#### Goal of the exercise
Search each line of the data for the word "Witwe"; copy every line where it is found.

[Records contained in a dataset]
______

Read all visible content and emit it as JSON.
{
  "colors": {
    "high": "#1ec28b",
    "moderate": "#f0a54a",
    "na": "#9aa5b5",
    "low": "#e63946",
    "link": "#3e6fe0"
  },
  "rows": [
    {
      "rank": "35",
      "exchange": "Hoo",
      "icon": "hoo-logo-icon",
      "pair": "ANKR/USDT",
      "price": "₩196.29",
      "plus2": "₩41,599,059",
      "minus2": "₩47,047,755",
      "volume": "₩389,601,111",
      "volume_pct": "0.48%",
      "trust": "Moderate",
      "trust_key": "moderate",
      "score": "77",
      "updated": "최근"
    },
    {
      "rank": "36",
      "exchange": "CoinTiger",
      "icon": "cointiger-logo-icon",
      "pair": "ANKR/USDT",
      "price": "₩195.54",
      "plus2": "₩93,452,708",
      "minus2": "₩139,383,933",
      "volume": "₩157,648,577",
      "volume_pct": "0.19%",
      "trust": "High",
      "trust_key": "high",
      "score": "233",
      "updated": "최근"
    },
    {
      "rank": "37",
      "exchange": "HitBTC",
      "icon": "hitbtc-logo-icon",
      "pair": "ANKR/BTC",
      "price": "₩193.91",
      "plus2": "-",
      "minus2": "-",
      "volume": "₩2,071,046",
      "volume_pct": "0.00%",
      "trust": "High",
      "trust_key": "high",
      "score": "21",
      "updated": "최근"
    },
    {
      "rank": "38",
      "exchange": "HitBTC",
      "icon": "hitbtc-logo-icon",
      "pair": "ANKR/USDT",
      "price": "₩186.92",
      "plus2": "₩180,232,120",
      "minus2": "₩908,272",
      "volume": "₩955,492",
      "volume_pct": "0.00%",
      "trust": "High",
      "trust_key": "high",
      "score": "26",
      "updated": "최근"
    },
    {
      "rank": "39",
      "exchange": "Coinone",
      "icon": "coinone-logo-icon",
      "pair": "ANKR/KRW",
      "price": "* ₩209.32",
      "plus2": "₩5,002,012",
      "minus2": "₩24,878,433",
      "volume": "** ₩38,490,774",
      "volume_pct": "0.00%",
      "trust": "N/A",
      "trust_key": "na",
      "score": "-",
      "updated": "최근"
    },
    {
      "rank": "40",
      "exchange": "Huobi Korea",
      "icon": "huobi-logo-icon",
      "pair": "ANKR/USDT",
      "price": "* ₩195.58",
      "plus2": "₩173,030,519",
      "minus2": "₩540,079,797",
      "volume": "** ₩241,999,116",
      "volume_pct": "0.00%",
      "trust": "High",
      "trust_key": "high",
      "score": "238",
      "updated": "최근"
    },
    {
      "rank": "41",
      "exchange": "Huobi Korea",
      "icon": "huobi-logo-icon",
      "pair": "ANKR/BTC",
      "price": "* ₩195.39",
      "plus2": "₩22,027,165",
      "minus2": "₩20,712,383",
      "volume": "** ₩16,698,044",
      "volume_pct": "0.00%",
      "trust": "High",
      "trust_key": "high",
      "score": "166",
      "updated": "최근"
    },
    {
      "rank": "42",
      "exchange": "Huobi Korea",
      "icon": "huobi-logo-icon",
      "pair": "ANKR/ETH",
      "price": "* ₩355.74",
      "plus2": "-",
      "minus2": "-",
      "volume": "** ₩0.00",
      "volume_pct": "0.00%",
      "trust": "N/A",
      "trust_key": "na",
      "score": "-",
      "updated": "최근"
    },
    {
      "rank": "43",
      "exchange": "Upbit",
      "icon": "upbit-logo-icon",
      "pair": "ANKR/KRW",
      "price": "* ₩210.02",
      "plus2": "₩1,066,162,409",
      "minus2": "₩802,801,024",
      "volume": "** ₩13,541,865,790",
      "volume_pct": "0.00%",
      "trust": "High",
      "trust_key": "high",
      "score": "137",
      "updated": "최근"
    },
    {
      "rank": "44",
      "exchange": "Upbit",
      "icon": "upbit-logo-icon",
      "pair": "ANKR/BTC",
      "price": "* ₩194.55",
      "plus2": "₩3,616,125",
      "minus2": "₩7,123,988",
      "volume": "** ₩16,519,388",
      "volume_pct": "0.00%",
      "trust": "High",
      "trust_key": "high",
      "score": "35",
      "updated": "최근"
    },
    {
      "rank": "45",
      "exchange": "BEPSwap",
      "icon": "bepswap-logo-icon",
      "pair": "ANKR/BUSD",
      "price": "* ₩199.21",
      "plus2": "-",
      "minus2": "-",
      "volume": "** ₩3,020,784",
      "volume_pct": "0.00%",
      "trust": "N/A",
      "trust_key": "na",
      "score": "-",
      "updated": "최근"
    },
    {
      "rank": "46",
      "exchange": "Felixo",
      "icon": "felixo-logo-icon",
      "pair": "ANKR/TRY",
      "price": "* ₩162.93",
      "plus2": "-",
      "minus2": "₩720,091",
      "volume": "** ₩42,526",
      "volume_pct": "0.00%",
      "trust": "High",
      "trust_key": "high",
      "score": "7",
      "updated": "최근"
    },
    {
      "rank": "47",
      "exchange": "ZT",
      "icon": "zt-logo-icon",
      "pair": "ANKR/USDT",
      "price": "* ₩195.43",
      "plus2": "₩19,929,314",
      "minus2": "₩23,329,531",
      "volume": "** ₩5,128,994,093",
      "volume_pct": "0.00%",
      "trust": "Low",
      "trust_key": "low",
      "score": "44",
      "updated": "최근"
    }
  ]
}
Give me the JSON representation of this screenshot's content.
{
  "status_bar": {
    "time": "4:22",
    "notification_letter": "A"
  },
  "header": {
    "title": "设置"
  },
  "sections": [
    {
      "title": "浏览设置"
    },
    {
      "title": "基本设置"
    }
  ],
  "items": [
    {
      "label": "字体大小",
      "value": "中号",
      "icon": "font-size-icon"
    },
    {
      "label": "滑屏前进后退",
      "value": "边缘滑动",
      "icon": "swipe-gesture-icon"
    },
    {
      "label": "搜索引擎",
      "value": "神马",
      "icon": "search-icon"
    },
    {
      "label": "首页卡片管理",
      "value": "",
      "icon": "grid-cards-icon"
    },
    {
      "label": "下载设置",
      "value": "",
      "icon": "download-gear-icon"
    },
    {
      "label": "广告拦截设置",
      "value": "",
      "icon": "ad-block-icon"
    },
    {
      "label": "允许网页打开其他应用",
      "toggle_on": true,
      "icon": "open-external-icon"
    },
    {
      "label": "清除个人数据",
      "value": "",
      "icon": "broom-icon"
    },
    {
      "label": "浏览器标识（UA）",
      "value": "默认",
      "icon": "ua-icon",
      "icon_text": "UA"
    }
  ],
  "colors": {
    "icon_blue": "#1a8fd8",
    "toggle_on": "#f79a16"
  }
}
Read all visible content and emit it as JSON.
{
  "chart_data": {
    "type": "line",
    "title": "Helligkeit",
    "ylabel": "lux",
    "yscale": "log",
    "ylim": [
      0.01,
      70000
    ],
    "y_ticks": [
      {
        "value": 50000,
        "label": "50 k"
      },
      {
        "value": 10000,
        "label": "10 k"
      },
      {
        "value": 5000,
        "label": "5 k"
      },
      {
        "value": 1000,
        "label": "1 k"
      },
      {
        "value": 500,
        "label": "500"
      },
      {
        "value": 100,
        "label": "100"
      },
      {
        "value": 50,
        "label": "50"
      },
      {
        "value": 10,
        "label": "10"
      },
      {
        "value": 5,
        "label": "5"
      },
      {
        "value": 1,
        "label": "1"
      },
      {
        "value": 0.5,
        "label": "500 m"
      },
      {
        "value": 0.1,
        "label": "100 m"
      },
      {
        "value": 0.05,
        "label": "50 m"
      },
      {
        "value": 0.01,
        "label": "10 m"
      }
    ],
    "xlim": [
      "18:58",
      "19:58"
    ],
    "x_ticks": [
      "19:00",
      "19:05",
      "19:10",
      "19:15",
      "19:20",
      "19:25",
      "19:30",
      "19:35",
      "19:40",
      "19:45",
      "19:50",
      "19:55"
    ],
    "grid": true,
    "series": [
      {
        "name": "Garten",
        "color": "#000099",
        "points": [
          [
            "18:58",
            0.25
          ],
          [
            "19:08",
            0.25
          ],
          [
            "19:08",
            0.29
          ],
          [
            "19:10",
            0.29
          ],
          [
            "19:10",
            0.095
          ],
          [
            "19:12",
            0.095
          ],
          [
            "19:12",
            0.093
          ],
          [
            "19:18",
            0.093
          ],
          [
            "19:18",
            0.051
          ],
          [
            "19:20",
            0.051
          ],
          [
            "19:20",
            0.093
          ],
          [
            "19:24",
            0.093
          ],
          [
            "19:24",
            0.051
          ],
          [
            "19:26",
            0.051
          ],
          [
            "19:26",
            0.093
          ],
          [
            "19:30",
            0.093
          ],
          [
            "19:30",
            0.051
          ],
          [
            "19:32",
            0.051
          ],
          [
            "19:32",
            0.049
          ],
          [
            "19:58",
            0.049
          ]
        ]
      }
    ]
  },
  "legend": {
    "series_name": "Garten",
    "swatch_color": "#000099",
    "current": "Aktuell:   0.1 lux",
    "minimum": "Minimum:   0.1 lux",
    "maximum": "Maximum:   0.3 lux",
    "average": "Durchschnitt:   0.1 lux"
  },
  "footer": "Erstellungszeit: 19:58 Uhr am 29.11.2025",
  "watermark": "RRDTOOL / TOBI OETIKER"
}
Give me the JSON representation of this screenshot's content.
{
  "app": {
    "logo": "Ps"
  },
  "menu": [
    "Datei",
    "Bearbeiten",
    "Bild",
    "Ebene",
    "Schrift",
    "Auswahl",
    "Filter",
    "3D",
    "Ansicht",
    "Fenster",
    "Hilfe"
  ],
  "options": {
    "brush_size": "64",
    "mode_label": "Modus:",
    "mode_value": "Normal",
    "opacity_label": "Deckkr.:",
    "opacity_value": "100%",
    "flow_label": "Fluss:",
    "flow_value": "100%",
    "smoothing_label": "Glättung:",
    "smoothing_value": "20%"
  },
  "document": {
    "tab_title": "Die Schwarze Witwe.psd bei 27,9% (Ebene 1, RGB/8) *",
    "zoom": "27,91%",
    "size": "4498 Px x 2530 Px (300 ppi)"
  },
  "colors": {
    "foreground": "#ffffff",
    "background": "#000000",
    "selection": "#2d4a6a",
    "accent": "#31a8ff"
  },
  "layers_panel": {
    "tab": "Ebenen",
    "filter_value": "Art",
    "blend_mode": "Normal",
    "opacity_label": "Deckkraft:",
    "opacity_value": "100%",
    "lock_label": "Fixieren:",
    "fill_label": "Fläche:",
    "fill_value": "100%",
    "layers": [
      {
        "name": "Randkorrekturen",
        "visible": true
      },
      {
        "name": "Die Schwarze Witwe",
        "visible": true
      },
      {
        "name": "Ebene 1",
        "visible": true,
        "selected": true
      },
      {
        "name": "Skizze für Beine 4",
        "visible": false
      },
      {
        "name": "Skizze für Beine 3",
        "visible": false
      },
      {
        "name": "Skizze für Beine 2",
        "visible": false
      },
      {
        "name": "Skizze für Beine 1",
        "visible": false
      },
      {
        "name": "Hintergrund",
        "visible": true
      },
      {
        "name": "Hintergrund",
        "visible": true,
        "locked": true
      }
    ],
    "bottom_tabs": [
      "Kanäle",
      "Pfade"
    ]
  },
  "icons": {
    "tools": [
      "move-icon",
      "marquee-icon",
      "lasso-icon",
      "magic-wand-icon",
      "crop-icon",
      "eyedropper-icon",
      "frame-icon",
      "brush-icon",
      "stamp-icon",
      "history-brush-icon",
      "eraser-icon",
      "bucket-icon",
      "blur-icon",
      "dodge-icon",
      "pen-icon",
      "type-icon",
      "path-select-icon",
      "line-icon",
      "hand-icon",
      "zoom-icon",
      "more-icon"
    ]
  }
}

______

#### Response to the exercise
    "tab_title": "Die Schwarze Witwe.psd bei 27,9% (Ebene 1, RGB/8) *",
        "name": "Die Schwarze Witwe",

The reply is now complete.